    Berk Ozler (WB) had suggested that this type of experiments should extend its focus (in terms of outcomes being measured) and include a comparison against other places where other cost-equivalent programs are being implemented such as BRAC’s Graduation Model or those long-term models implemented by well-known International NGOs. What about the Sach’s MVP? I think at some point he even invited the Gates Foundation to independently supervise a full evaluation.

    I am saying that, of course, you need adequate resources for your proposed research but, perhaps equally or even more important, is the need to gather support and openness of other organizations implementing poverty reduction programs. By having each organization run (with their own funds) its own program in its assigned areas, there are incentives for everyone to do their best to maximize the effects on the wellbeing of people (health, education, economic development, the capacity of communities to organize and act, etc.).

    There is an issue of trust and political will in all this.

  8. The world would undoubtedly benefit from a sharper grasp of the political reforms that lead to widespread growth and poverty alleviation, and it’s great that DFID invests in it. But even with a fantastic empirical literature to guide them, most of us (especially Mr. Pritchett) would stop short of saying that the Gates Foundation ought to start trying to enact political reform in foreign countries. We like the framework of household-level capital transfers in part because it’s a form of altruism that doesn’t involve men like Bill Gates taking on powerful roles in nations and communities to which he doesn’t belong.

    How Bill Gates ought to spend his money is a question worth answering, even if it’s not the top priority of the global community or one Mr. Pritchett finds interesting.

    The distinction between the projects of altruism and growth seem salient to everyone here. It’s a constant topic on this blog And from his CGD essay: “… there are two distinct goals one could pursue: ‘fighting world poverty’ and ‘eliminating destitution.'”

    Both goals need researchers. The one is undoubtedly more important than the other.
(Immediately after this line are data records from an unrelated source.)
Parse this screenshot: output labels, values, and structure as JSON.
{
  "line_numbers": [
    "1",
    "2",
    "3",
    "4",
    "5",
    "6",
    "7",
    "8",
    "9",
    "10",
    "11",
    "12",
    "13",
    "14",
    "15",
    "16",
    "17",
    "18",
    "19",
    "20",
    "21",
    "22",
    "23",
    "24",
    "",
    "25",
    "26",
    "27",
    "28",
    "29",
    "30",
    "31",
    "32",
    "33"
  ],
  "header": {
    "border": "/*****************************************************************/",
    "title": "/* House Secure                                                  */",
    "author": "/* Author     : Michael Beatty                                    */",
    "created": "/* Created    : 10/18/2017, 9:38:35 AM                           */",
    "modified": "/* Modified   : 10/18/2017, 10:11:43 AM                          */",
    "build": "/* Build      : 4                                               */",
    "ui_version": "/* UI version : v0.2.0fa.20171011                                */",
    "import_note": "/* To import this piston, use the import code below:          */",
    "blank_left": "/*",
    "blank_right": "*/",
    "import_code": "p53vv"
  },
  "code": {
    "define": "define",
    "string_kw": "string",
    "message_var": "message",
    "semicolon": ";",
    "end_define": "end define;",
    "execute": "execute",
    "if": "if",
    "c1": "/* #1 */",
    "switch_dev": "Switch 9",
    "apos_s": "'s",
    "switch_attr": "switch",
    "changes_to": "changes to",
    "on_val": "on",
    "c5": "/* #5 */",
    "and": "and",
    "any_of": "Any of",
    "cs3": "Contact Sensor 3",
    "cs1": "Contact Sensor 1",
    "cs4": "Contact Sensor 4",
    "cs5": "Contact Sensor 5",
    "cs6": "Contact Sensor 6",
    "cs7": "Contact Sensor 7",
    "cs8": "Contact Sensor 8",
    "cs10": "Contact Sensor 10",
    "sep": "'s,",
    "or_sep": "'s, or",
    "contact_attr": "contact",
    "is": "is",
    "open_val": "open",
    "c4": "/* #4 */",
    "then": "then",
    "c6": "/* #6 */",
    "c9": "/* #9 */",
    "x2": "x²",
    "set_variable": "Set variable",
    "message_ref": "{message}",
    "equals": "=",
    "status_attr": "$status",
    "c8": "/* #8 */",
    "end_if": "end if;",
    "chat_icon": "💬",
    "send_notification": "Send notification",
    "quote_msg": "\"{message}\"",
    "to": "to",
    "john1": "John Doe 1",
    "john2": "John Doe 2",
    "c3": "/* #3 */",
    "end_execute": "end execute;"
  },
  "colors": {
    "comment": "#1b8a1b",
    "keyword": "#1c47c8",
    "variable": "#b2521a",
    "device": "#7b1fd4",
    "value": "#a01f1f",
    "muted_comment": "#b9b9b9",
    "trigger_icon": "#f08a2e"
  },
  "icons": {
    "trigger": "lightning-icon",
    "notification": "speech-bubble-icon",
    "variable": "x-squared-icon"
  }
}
If we agree on that, the residual disagreements seem somewhat second order.

  9. Great post as usual. I wish, I wish, I wish there would be some RCTs being done on the poverty alleviation programmes being undertaken right now in China. From village relocation to cash transfers to agricultural modernisation to e-commerce – it’s all being done right now for the last set of 45 million people in rural poverty… that would provide some pretty decent data I expect…

  10. Fantastic post, as usual.
    Just as an aside, however, I think we might be underestimating the returns to such ‘chickenVcash’ research a bit in terms of affecting overall economic growth. A good example would be the research being done in the areas of human capital which is a key driver of long run econ growth. Yes, weak political institutions in a country might impede any reform in, say, the education sector, but what about developing countries whose institutions are just starting to improve? Wouldn’t they be eager to learn from the ongoing research that what kind of interventions would be best to improve learning outcomes? Wouldn’t such research be then able to help those countries speed up their ascent up the economic ladder?

  11. To your first point Chris; Lant and others at the research group I was a part of at the University of Manchester are focusing on this topic. Kunal Sen, Eric Werker and Lant have a book which is due to be published later in 2017 about how Political Settlements affect growth patterns within a country so it makes your interesting and in my opinion correct point moot. You two are looking at these issues along similar lines and don’t even know!